Ainda a propósito do aniversário de Kim Stanley Robinson, autor da consagrada "Mars Trilogy" (Red Mars, Blue Mars e Green Mars), de The Years of Salt and Rice e de 2312, aqui fica um destaque de uma entrevista recente que o autor concedeu ao portal húngaro SF Mag. Na entrevista, Robinson fala sobre a importância dos vários prémios de fantasia e ficção científica, sobre a sua carreira literária, sobre alguns progressos científicos contemporâneos e sobre as perspectivas quanto à colonização de Marte, numa alusão à sua célebre trilogia. Um excerto:
SF Mag: Your novel 2312 was posted on several short lists, and won the Nebula Award, too. What’s your take on science fiction awards, how serious do you consider them?
Kim Stanley Robinson: All awards are club awards, this is important to remember. Even the Nobel Prize is just one Swedish club. So I keep that in mind, and what I feel about awards depends on what I feel about clubs; also I know I’m not eligible for many awards, as I am not in the clubs involved, either through my choice or theirs. If it’s their choice I’m not in their club, and I don’t get their award, then that’s their problem, not mine.

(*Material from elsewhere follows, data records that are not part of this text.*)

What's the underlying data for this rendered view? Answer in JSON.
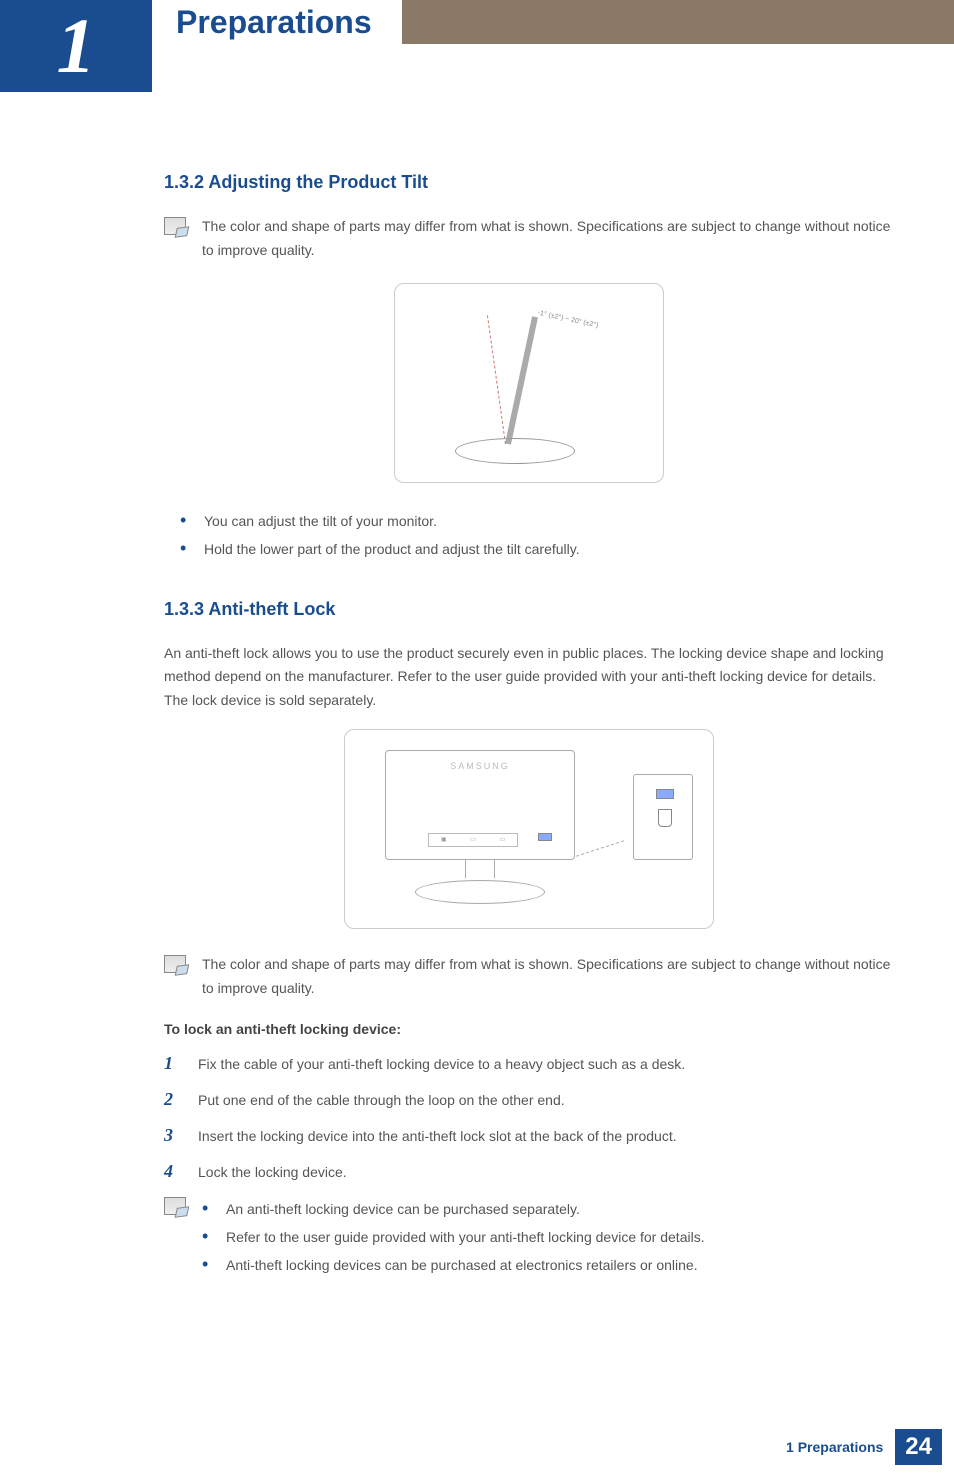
{
  "header": {
    "chapter_number": "1",
    "chapter_title": "Preparations"
  },
  "sections": {
    "tilt": {
      "heading": "1.3.2   Adjusting the Product Tilt",
      "note": "The color and shape of parts may differ from what is shown. Specifications are subject to change without notice to improve quality.",
      "tilt_label": "-1° (±2°) ~ 20° (±2°)",
      "bullets": [
        "You can adjust the tilt of your monitor.",
        "Hold the lower part of the product and adjust the tilt carefully."
      ]
    },
    "lock": {
      "heading": "1.3.3   Anti-theft Lock",
      "intro": "An anti-theft lock allows you to use the product securely even in public places. The locking device shape and locking method depend on the manufacturer. Refer to the user guide provided with your anti-theft locking device for details. The lock device is sold separately.",
      "brand_label": "SAMSUNG",
      "note2": "The color and shape of parts may differ from what is shown. Specifications are subject to change without notice to improve quality.",
      "subhead": "To lock an anti-theft locking device:",
      "steps": [
        "Fix the cable of your anti-theft locking device to a heavy object such as a desk.",
        "Put one end of the cable through the loop on the other end.",
        "Insert the locking device into the anti-theft lock slot at the back of the product.",
        "Lock the locking device."
      ],
      "tips": [
        "An anti-theft locking device can be purchased separately.",
        "Refer to the user guide provided with your anti-theft locking device for details.",
        "Anti-theft locking devices can be purchased at electronics retailers or online."
      ]
    }
  },
  "footer": {
    "label": "1 Preparations",
    "page": "24"
  }
}
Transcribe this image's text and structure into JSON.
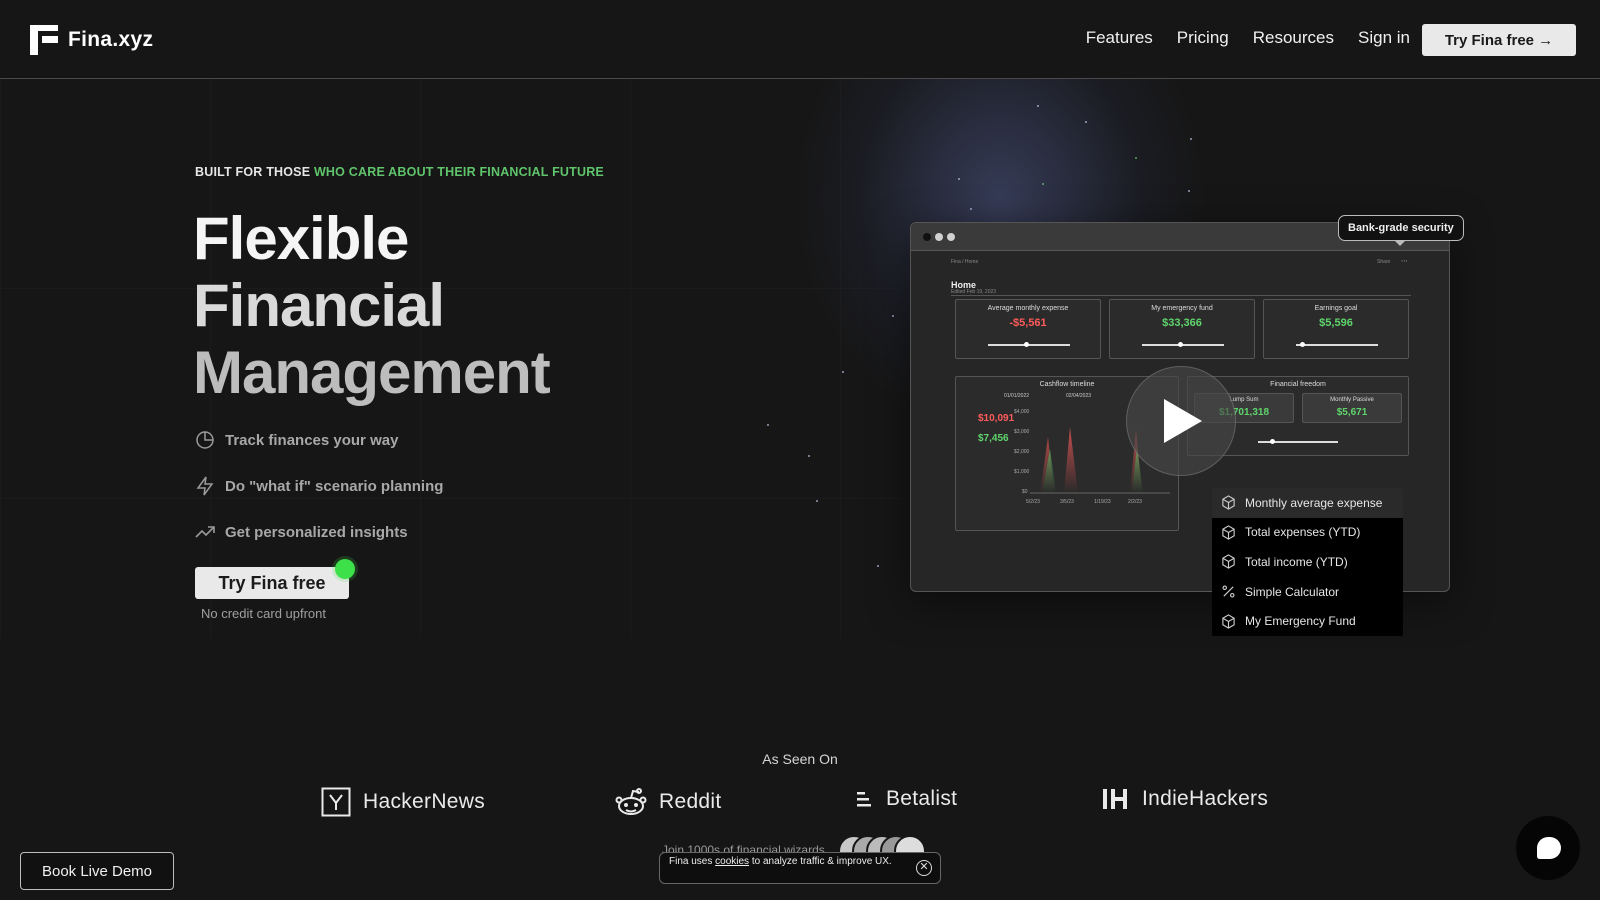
{
  "nav": {
    "logo_text": "Fina.xyz",
    "links": [
      "Features",
      "Pricing",
      "Resources",
      "Sign in"
    ],
    "cta_label": "Try Fina free →"
  },
  "hero": {
    "eyebrow_white": "BUILT FOR THOSE ",
    "eyebrow_green": "WHO CARE ABOUT THEIR FINANCIAL FUTURE",
    "title_lines": [
      "Flexible",
      "Financial",
      "Management"
    ],
    "features": [
      {
        "icon": "pie-chart-icon",
        "label": "Track finances your way"
      },
      {
        "icon": "lightning-icon",
        "label": "Do \"what if\" scenario planning"
      },
      {
        "icon": "trending-up-icon",
        "label": "Get personalized insights"
      }
    ],
    "cta_label": "Try Fina free",
    "cta_sub": "No credit card upfront"
  },
  "mock": {
    "breadcrumb": "Fina / Home",
    "share": "Share",
    "page_title": "Home",
    "edited": "Edited Feb 19, 2023",
    "cards": [
      {
        "title": "Average monthly expense",
        "value": "-$5,561",
        "color": "#ff5b5b"
      },
      {
        "title": "My emergency fund",
        "value": "$33,366",
        "color": "#5fd46c"
      },
      {
        "title": "Earnings goal",
        "value": "$5,596",
        "color": "#5fd46c"
      }
    ],
    "cashflow": {
      "title": "Cashflow timeline",
      "start_date": "01/01/2022",
      "end_date": "02/04/2023",
      "expense_value": "$10,091",
      "income_value": "$7,456",
      "y_ticks": [
        "$4,000",
        "$3,000",
        "$2,000",
        "$1,000",
        "$0"
      ],
      "x_ticks": [
        "5/2/23",
        "3/5/23",
        "1/19/23",
        "2/2/23"
      ]
    },
    "freedom": {
      "title": "Financial freedom",
      "lump_label": "Lump Sum",
      "lump_value": "$1,701,318",
      "passive_label": "Monthly Passive",
      "passive_value": "$5,671"
    }
  },
  "badge_label": "Bank-grade security",
  "widget_menu": [
    {
      "icon": "cube-icon",
      "label": "Monthly average expense",
      "active": true
    },
    {
      "icon": "cube-icon",
      "label": "Total expenses (YTD)"
    },
    {
      "icon": "cube-icon",
      "label": "Total income (YTD)"
    },
    {
      "icon": "percent-icon",
      "label": "Simple Calculator"
    },
    {
      "icon": "cube-icon",
      "label": "My Emergency Fund"
    }
  ],
  "seen_on": {
    "heading": "As Seen On",
    "brands": [
      "HackerNews",
      "Reddit",
      "Betalist",
      "IndieHackers"
    ]
  },
  "join_text": "Join 1000s of financial wizards",
  "cookie": {
    "prefix": "Fina uses ",
    "link": "cookies",
    "suffix": " to analyze traffic & improve UX."
  },
  "demo_button": "Book Live Demo",
  "colors": {
    "accent_green": "#5fc46b",
    "red": "#ff5b5b",
    "background": "#161616"
  }
}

So, as a science fiction writer, I think the Hugo award is important, as it comes from the central group of science fiction fans. That’s not exactly my core audience, but I am fond of them, and if they like a book of mine, it means something to me. Then the Locus awards, given out by Locus magazine, used to be a readers’ poll, and the readers of Locus are the industry itself: writers, editors, publishers, booksellers, people who really care. So a Locus Award was a big thing to me, coming from the industry. Now they have opened the award to anyone who wants to vote, which reduces its meaning for me greatly. In fact I am pleased that they report that if the poll was restricted to Locus subscribers only, both Galileo’s Dream and 2312 would have won the Locus awards in the year they came out. I remember that even though it is not official, because it’s a sign from the industry I am part of. Then the Nebula award comes from my fellow sf writers, and that matters of course, but writers all have their own agendas, and it’s the young sf and fantasy writers who care most about that one, so they vote for their friends, and it’s very clubby.The British SF Awards come from British fans and I love the British sf community, so that one matters to me. The various jury awards (Clarke, Tiptree, Pulitzer, any jury award) are simply jury awards and the juries have to reconcile their votes and it’s a mess; I’ve been on juries and seen it. So no jury award means much to me, though if a book of mine were to get one, I would be pleased of course. But it would mean precisely that 7 people compromised by picking my book. So in fact, real sales matter hugely more, as being choices by that many more readers. What counts are readers. Giving a book the time to read it; the effort; that’s a big gift!
A entrevista completa pode ser lida em inglês no SF Mag.